Data extracts
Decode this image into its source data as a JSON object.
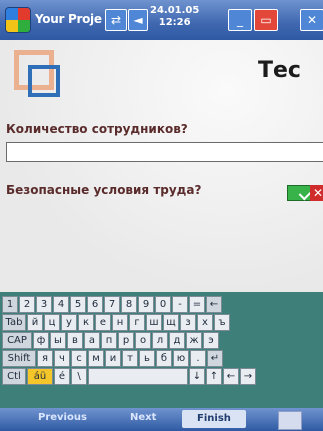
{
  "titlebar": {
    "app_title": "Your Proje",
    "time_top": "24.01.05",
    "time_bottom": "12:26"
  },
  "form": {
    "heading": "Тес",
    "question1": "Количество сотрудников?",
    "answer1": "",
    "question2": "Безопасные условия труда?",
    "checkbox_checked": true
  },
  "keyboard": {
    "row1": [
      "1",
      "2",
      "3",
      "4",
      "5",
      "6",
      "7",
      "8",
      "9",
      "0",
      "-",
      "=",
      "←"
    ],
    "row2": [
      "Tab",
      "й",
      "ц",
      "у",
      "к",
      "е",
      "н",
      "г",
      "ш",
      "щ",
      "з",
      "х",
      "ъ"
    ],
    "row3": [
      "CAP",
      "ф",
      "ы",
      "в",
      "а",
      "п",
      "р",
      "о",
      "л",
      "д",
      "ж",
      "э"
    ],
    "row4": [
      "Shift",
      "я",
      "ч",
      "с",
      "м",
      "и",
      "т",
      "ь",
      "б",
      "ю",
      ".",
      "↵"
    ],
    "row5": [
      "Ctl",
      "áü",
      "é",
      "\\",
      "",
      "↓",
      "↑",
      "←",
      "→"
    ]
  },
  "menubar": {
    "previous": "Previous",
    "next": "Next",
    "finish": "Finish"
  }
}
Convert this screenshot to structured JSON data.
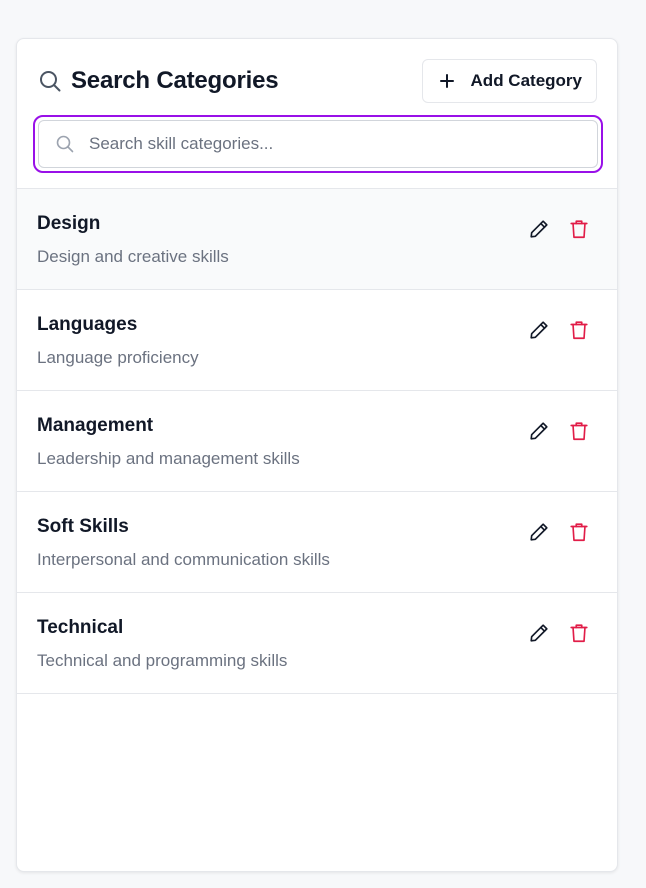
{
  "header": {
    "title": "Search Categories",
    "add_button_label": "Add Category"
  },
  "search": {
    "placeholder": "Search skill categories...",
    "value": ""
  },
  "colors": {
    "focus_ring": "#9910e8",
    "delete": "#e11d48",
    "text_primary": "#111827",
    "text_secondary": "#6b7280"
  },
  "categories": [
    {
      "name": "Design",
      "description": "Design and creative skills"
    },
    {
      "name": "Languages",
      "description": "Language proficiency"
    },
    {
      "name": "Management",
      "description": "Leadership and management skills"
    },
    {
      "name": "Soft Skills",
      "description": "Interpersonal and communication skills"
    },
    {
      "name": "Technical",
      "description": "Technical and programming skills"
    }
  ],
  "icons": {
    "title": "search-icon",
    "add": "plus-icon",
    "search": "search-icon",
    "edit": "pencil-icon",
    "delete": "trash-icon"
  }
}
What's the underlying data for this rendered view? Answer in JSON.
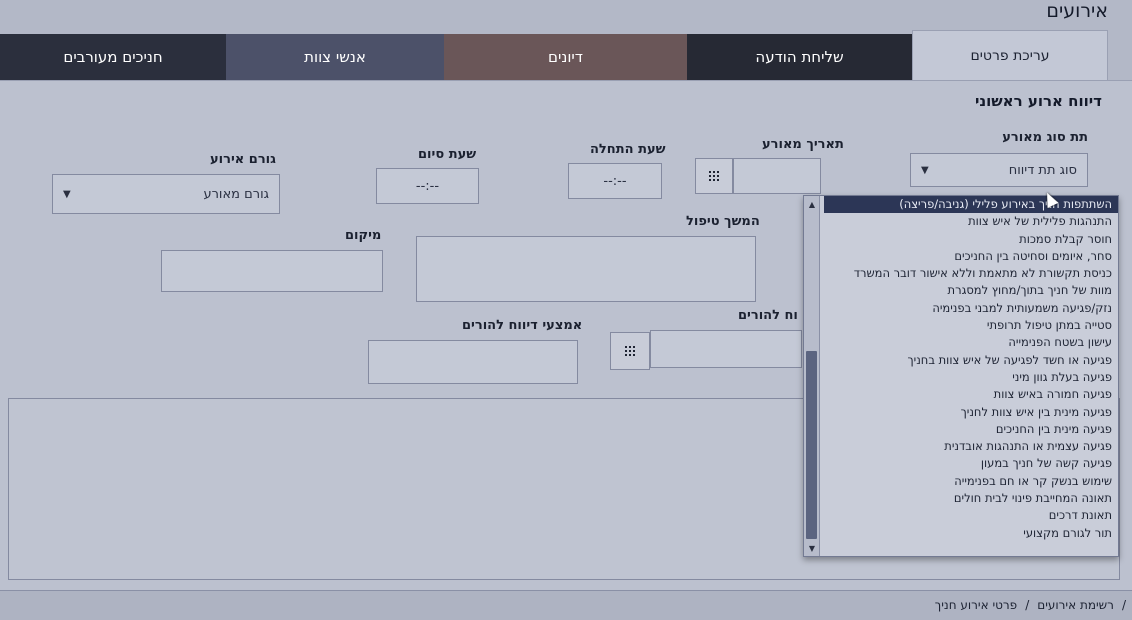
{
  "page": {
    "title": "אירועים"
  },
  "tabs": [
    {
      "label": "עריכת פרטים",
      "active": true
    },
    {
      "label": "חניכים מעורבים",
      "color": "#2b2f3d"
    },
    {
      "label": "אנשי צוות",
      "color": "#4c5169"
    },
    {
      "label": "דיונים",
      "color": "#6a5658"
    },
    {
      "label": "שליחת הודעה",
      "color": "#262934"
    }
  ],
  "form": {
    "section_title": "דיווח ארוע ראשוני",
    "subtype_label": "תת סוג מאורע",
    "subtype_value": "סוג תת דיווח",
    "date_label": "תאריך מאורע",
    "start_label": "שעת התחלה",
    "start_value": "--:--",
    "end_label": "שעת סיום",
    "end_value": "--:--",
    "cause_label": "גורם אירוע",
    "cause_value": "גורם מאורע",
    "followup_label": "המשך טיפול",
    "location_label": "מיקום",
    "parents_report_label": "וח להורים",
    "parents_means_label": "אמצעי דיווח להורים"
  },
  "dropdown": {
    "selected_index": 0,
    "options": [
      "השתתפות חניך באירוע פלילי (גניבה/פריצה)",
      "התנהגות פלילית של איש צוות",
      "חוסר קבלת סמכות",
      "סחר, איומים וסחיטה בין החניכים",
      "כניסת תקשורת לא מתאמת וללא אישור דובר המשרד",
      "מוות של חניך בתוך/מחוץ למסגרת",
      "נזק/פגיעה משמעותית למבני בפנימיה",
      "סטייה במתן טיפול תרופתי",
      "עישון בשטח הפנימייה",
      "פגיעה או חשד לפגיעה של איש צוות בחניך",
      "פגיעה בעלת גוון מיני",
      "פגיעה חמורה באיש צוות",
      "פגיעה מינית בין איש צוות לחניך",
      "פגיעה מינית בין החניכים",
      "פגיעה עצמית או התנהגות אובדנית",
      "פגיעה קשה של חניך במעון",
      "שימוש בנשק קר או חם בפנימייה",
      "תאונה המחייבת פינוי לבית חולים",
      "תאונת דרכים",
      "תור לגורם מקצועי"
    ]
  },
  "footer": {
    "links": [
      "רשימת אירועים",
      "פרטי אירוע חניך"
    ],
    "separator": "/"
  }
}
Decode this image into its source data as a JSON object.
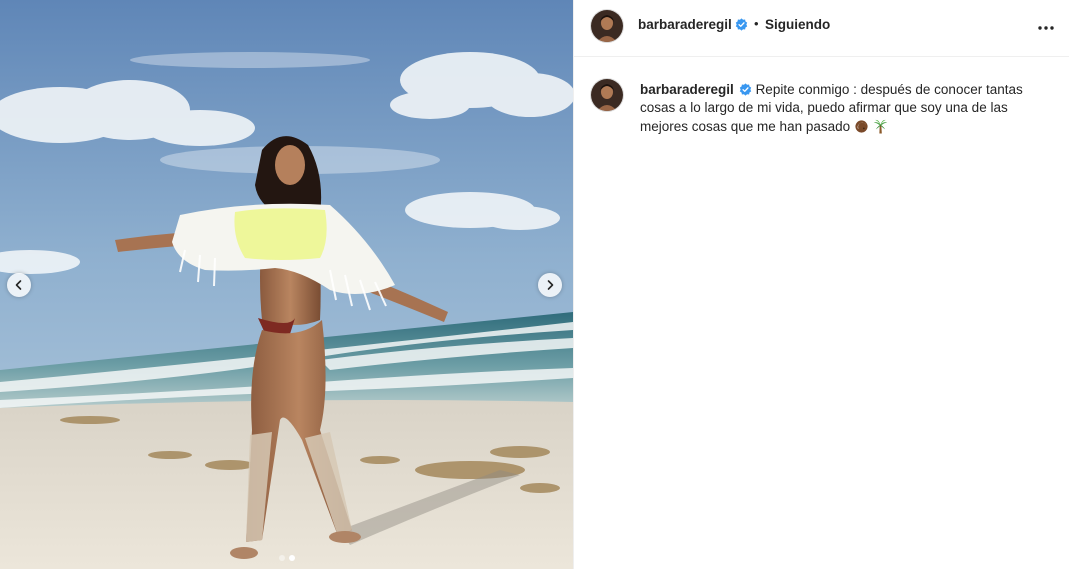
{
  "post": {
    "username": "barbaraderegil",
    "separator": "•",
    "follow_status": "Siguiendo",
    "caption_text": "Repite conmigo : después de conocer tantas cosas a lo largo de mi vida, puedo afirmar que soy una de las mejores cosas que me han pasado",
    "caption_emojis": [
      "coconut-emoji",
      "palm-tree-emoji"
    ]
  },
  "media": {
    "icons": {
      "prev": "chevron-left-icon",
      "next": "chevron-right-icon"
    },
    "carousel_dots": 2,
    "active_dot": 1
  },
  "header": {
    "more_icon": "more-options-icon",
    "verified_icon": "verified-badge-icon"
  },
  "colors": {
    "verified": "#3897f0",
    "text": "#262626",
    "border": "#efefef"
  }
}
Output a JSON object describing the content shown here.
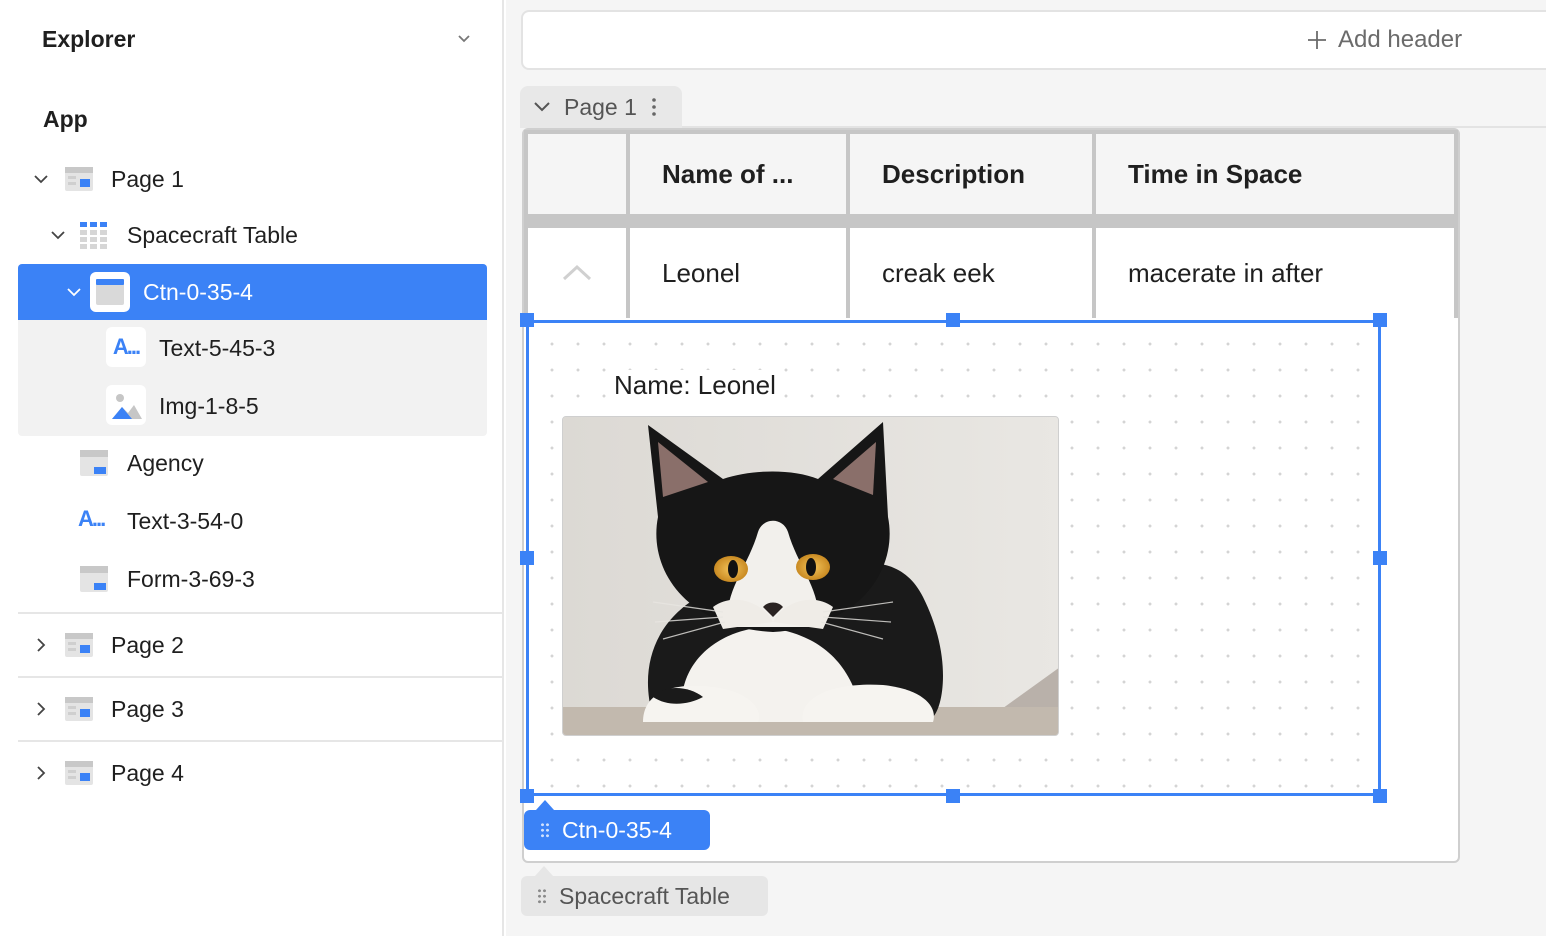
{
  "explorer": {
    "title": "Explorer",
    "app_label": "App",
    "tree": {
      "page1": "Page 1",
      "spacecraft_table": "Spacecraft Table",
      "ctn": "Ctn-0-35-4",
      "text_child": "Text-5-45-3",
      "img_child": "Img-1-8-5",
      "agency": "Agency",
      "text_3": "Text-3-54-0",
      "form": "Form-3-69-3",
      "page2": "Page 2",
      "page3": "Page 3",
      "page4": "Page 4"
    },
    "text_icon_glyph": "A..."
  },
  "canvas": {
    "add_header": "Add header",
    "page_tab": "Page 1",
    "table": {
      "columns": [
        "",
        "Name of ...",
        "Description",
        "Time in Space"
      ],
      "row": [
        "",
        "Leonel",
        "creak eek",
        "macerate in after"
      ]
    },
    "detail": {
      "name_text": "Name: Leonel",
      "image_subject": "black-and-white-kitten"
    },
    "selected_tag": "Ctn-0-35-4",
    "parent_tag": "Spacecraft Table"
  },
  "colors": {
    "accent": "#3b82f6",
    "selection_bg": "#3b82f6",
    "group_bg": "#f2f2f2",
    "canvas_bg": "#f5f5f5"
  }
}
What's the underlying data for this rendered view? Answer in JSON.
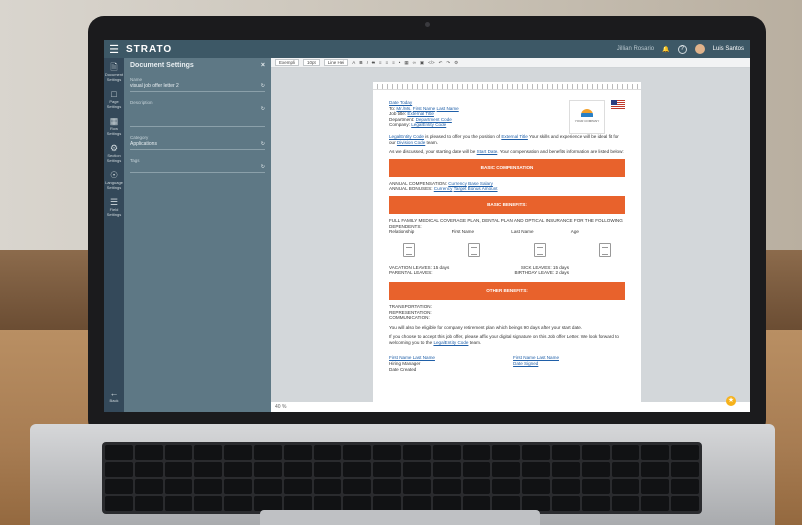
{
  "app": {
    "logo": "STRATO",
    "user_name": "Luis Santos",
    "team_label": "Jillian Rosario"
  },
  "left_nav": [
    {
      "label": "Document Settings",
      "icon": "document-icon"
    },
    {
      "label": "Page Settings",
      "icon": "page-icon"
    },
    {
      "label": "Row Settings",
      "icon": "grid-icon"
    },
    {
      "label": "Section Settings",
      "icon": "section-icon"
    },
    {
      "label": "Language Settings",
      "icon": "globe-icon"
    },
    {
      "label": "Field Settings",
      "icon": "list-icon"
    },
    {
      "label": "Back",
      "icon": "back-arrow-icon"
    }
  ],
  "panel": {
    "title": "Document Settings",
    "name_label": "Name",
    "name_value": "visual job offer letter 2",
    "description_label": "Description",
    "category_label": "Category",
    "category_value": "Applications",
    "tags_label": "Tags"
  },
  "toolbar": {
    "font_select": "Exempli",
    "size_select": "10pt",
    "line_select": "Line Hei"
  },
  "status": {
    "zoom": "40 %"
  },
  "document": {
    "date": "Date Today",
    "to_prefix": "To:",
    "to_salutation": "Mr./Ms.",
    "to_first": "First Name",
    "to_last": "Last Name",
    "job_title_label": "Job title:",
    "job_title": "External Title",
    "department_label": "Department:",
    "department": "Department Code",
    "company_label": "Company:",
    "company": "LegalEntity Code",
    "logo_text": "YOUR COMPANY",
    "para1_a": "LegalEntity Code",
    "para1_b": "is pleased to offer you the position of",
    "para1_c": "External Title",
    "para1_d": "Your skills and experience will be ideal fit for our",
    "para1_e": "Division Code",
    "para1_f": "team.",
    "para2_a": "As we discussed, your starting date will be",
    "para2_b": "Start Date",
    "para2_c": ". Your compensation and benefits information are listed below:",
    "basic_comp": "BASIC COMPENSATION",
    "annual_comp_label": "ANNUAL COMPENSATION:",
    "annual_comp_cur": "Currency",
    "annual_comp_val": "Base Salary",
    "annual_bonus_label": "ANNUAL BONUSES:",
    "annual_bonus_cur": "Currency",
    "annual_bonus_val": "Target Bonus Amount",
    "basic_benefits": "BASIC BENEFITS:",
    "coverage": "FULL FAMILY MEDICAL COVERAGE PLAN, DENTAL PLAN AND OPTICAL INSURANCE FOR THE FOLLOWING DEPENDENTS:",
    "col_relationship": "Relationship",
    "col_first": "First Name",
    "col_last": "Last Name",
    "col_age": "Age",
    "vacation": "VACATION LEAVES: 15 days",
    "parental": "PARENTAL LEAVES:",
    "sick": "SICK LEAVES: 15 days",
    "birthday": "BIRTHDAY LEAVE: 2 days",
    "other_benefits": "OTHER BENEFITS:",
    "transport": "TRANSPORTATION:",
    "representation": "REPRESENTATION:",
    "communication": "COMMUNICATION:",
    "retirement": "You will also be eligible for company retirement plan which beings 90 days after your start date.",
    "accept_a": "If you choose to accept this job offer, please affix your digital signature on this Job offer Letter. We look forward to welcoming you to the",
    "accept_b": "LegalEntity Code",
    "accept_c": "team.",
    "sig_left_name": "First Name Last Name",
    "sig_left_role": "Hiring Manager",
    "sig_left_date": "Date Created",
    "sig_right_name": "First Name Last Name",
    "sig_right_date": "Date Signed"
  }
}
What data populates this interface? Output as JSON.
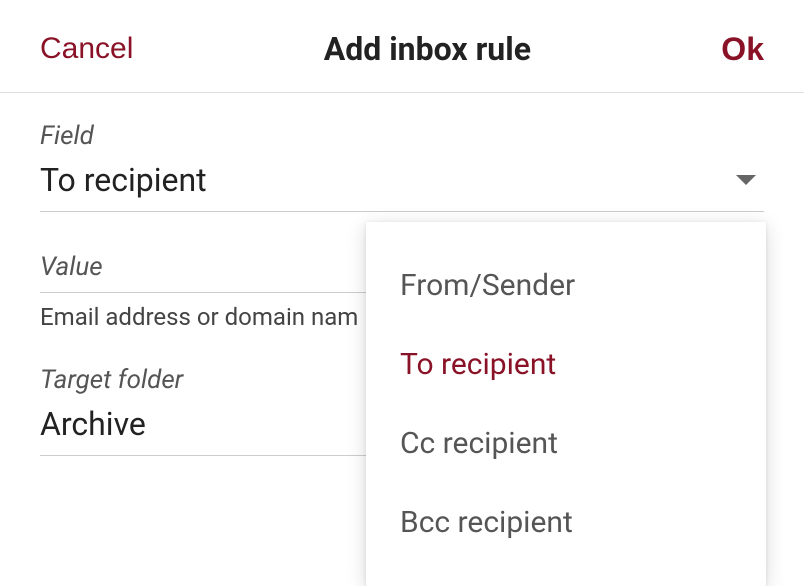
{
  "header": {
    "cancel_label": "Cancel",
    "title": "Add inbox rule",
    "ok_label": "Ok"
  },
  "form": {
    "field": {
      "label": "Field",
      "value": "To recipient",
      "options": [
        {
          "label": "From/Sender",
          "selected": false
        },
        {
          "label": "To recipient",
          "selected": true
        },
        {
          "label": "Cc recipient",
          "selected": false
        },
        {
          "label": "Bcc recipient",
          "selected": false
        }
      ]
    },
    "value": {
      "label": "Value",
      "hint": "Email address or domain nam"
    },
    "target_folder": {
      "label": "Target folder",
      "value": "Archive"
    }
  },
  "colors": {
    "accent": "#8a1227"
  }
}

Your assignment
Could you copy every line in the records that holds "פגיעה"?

Solution to the exercise
      "נזק/פגיעה משמעותית למבני בפנימיה",
      "פגיעה או חשד לפגיעה של איש צוות בחניך",
      "פגיעה בעלת גוון מיני",
      "פגיעה חמורה באיש צוות",
      "פגיעה מינית בין איש צוות לחניך",
      "פגיעה מינית בין החניכים",
      "פגיעה עצמית או התנהגות אובדנית",
      "פגיעה קשה של חניך במעון",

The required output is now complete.